__WHAT YOU ARE ASKED TO DO__
Each record below should be returned exactly, with its pictures left out.

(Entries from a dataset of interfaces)
>>>>

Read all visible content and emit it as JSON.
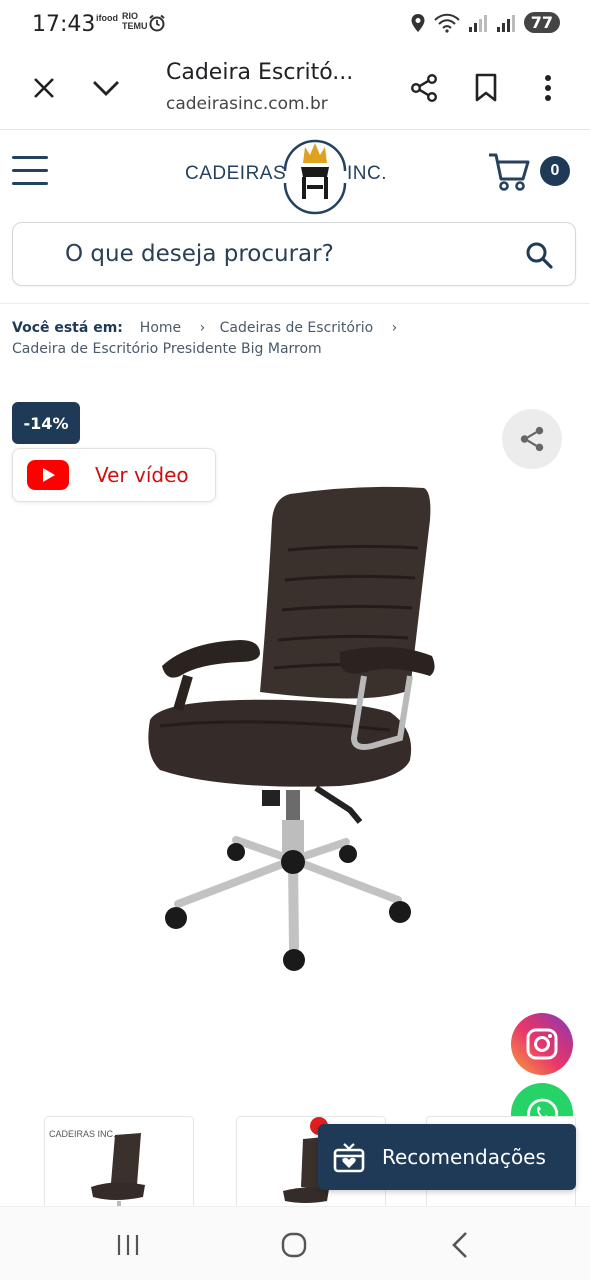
{
  "status_bar": {
    "time": "17:43",
    "mini_labels": [
      "ifood",
      "RIO",
      "TEMU"
    ],
    "battery": "77"
  },
  "browser": {
    "title": "Cadeira Escritó...",
    "url": "cadeirasinc.com.br",
    "icons": [
      "close-icon",
      "chevron-down-icon",
      "share-icon",
      "bookmark-icon",
      "more-vert-icon"
    ]
  },
  "header": {
    "logo_left": "CADEIRAS",
    "logo_right": "INC.",
    "cart_count": "0"
  },
  "search": {
    "placeholder": "O que deseja procurar?"
  },
  "breadcrumb": {
    "label": "Você está em:",
    "items": [
      "Home",
      "Cadeiras de Escritório",
      "Cadeira de Escritório Presidente Big Marrom"
    ]
  },
  "product": {
    "discount": "-14%",
    "video_label": "Ver vídeo",
    "thumb_logo": "CADEIRAS INC."
  },
  "recommendations": {
    "label": "Recomendações"
  },
  "colors": {
    "brand_navy": "#1e3a57",
    "youtube_red": "#ff0000",
    "whatsapp_green": "#25d366"
  }
}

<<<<

__RESPONSE BELOW__
Read all visible content and emit it as JSON.
{
  "status_bar": {
    "time": "17:43",
    "mini_labels": [
      "ifood",
      "RIO",
      "TEMU"
    ],
    "battery": "77"
  },
  "browser": {
    "title": "Cadeira Escritó...",
    "url": "cadeirasinc.com.br",
    "icons": [
      "close-icon",
      "chevron-down-icon",
      "share-icon",
      "bookmark-icon",
      "more-vert-icon"
    ]
  },
  "header": {
    "logo_left": "CADEIRAS",
    "logo_right": "INC.",
    "cart_count": "0"
  },
  "search": {
    "placeholder": "O que deseja procurar?"
  },
  "breadcrumb": {
    "label": "Você está em:",
    "items": [
      "Home",
      "Cadeiras de Escritório",
      "Cadeira de Escritório Presidente Big Marrom"
    ]
  },
  "product": {
    "discount": "-14%",
    "video_label": "Ver vídeo",
    "thumb_logo": "CADEIRAS INC."
  },
  "recommendations": {
    "label": "Recomendações"
  },
  "colors": {
    "brand_navy": "#1e3a57",
    "youtube_red": "#ff0000",
    "whatsapp_green": "#25d366"
  }
}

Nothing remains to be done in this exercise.